Tuesday, March 23, 2010

"But He Started It!" - Self-Defense Instruction Doesn't Always Apply

"The dog ate my homework."

"I only had two beers."

"I did not have sexual relations with that woman."

"Okay, even if I did, it was consensual."

"But he started it!" - Self-defense is one of the most commonly used defenses in criminal law.  Many times, this defense has merit, but sometimes (especially in homicide cases) it is a lame attempt to shift the attention of the jury from the acts of the obviously culpable defendant to the victim (who is usually a questionable character himself).  Can any defendant claim self-defense?  Sure, if the issue is raised by the evidence.  Are there limits to a defendant's right to a self-defense jury instruction?  You bet.

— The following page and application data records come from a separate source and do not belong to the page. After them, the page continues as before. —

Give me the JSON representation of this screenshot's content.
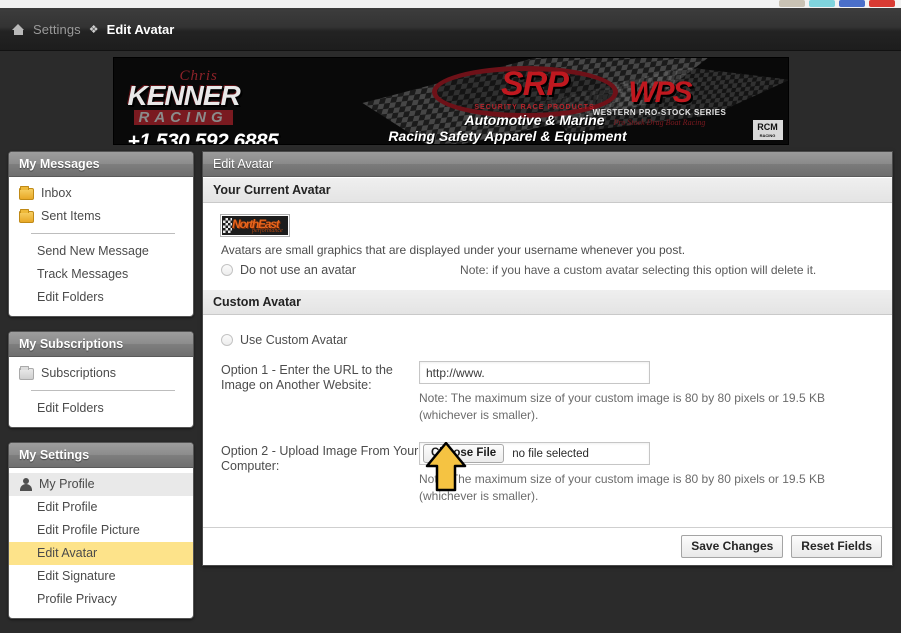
{
  "browser": {
    "chips": [
      "#c9c2b4",
      "#7fd4dd",
      "#4a6fc9",
      "#d93b33"
    ]
  },
  "breadcrumb": {
    "home_icon": "home-icon",
    "parent": "Settings",
    "separator": "❖",
    "current": "Edit Avatar"
  },
  "banner": {
    "kenner": {
      "script": "Chris",
      "main": "KENNER",
      "sub": "RACING",
      "phone": "+1 530 592 6885"
    },
    "srp": {
      "text": "SRP",
      "subtitle": "SECURITY RACE PRODUCTS",
      "line1": "Automotive & Marine",
      "line2": "Racing Safety Apparel & Equipment"
    },
    "wps": {
      "text": "WPS",
      "subtitle": "WESTERN PRO-STOCK SERIES",
      "tagline": "Pro Stock Drag Boat Racing"
    },
    "corner_badge": "RCM",
    "corner_badge_sub": "RACING"
  },
  "sidebar": {
    "panels": [
      {
        "title": "My Messages",
        "items": [
          {
            "label": "Inbox",
            "icon": "folder-icon",
            "active": false
          },
          {
            "label": "Sent Items",
            "icon": "folder-icon",
            "active": false
          }
        ],
        "sub_items": [
          {
            "label": "Send New Message",
            "active": false
          },
          {
            "label": "Track Messages",
            "active": false
          },
          {
            "label": "Edit Folders",
            "active": false
          }
        ]
      },
      {
        "title": "My Subscriptions",
        "items": [
          {
            "label": "Subscriptions",
            "icon": "folder-icon-gray",
            "active": false
          }
        ],
        "sub_items": [
          {
            "label": "Edit Folders",
            "active": false
          }
        ]
      },
      {
        "title": "My Settings",
        "items": [
          {
            "label": "My Profile",
            "icon": "person-icon",
            "active": false
          }
        ],
        "sub_items": [
          {
            "label": "Edit Profile",
            "active": false
          },
          {
            "label": "Edit Profile Picture",
            "active": false
          },
          {
            "label": "Edit Avatar",
            "active": true
          },
          {
            "label": "Edit Signature",
            "active": false
          },
          {
            "label": "Profile Privacy",
            "active": false
          }
        ]
      }
    ],
    "highlight_color": "#fde38a"
  },
  "content": {
    "title": "Edit Avatar",
    "current_avatar": {
      "section_title": "Your Current Avatar",
      "avatar_text": "NorthEast",
      "avatar_subtext": "performance",
      "description": "Avatars are small graphics that are displayed under your username whenever you post.",
      "no_avatar_label": "Do not use an avatar",
      "no_avatar_note": "Note: if you have a custom avatar selecting this option will delete it."
    },
    "custom_avatar": {
      "section_title": "Custom Avatar",
      "use_custom_label": "Use Custom Avatar",
      "option1_label": "Option 1 - Enter the URL to the Image on Another Website:",
      "option1_value": "http://www.",
      "option1_note": "Note: The maximum size of your custom image is 80 by 80 pixels or 19.5 KB (whichever is smaller).",
      "option2_label": "Option 2 - Upload Image From Your Computer:",
      "choose_file_label": "Choose File",
      "file_status": "no file selected",
      "option2_note": "Note: The maximum size of your custom image is 80 by 80 pixels or 19.5 KB (whichever is smaller)."
    },
    "footer": {
      "save_label": "Save Changes",
      "reset_label": "Reset Fields"
    }
  },
  "cursor": {
    "type": "arrow-cursor-up",
    "fill": "#f5c342",
    "stroke": "#000000"
  }
}
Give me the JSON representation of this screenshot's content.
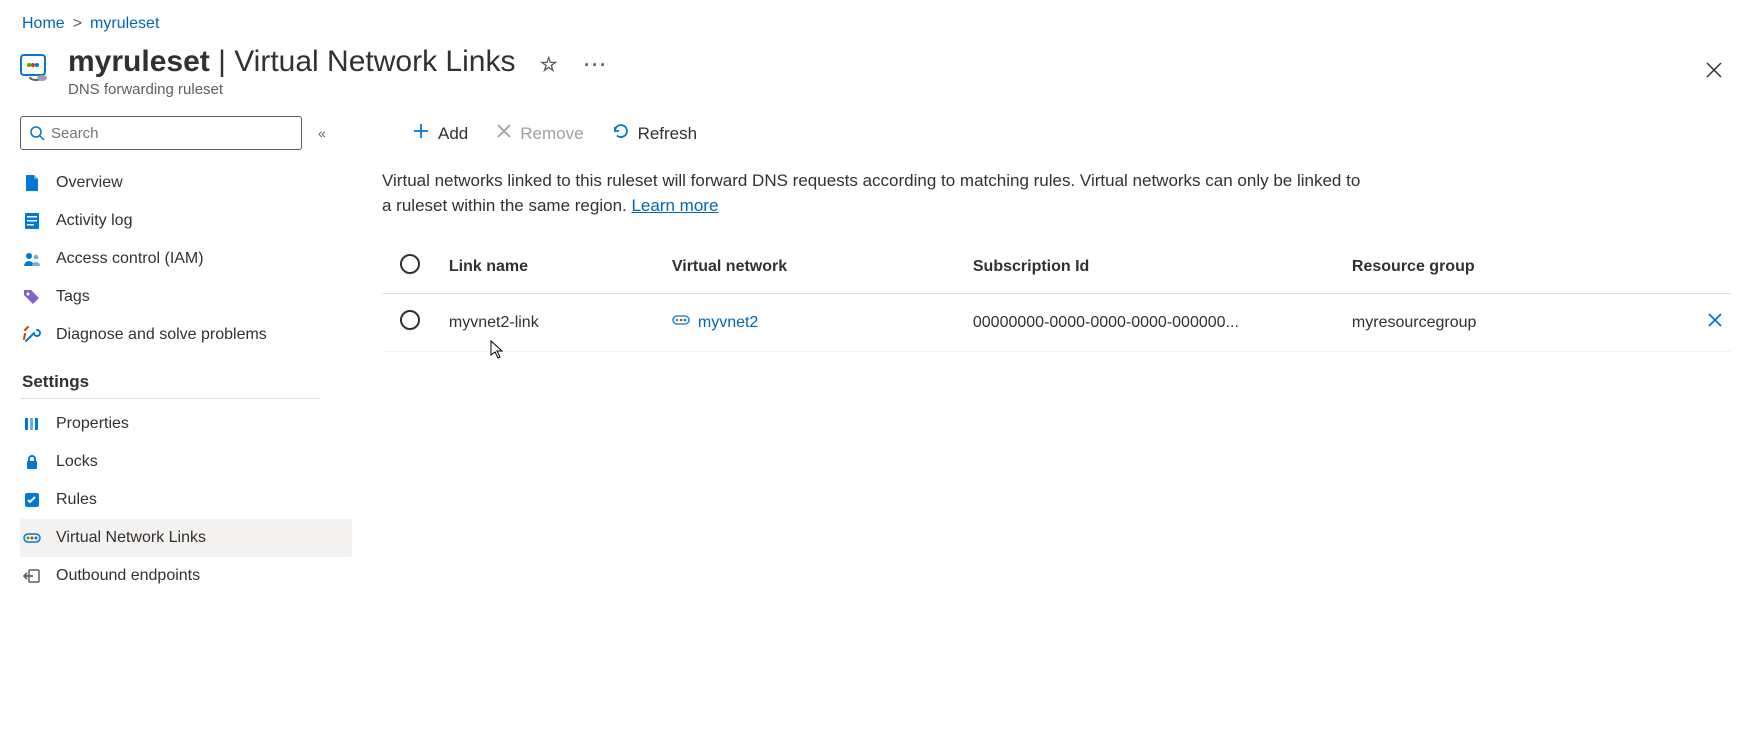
{
  "breadcrumb": {
    "home": "Home",
    "item": "myruleset"
  },
  "header": {
    "title": "myruleset",
    "title_sep": " | ",
    "title_section": "Virtual Network Links",
    "subtitle": "DNS forwarding ruleset"
  },
  "search": {
    "placeholder": "Search"
  },
  "nav": {
    "overview": "Overview",
    "activity_log": "Activity log",
    "access_control": "Access control (IAM)",
    "tags": "Tags",
    "diagnose": "Diagnose and solve problems",
    "settings_label": "Settings",
    "properties": "Properties",
    "locks": "Locks",
    "rules": "Rules",
    "vnetlinks": "Virtual Network Links",
    "outbound": "Outbound endpoints"
  },
  "toolbar": {
    "add": "Add",
    "remove": "Remove",
    "refresh": "Refresh"
  },
  "description": {
    "text": "Virtual networks linked to this ruleset will forward DNS requests according to matching rules. Virtual networks can only be linked to a ruleset within the same region. ",
    "learn_more": "Learn more"
  },
  "table": {
    "headers": {
      "link_name": "Link name",
      "vnet": "Virtual network",
      "sub": "Subscription Id",
      "rg": "Resource group"
    },
    "row0": {
      "link_name": "myvnet2-link",
      "vnet": "myvnet2",
      "sub": "00000000-0000-0000-0000-000000...",
      "rg": "myresourcegroup"
    }
  }
}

One of those limitations is found in section 9.31(b)(5) of the Texas Penal Code, which provides:
The use of force against another is not justified if the actor sought an explanation from or a discussion with the other person concerning the actor's differences with the other person while the actor was... [unlawfully] carrying a weapon.
What exactly does "concerning the actor's differences with the other person" mean in the legal sense?  This issue was recently addressed by the 14th District Court of Appeals (Houston) in Hernandez v. State, in which the court dusted off the ole' Webster's dictionary and explained:
The term "differences" is not defined in the statute. Under the canons of statutory construction, we are to construe a statute according to its plain language. Edwards v. State, 273 S.W.3d 919, 921 (Tex. App.—Houston [14th Dist.] 2009, no pet.). In determining the plain meaning of the language of a statute, "[w]ords and phrases shall be read in context and construed according to the rules of grammar and common usage." Tex. Gov’t Code Ann. § 311.011(a) (Vernon 2005). The plain meaning of "differences" is a "disagreement of opinion," or "an instance of disagreement or a point upon which there is disagreement." Webster’s Third Int’l Dictionary 629 (1993) (third definition of "difference").
In Hernandez, because the defendant, while unlawfully carrying a weapon, sought out the victim to discuss a contentious matter ("differences"), the defendant was not entitled to a jury instruction on self-defense when he was later charged with the murder of the victim.  Murder conviction and life sentence affirmed.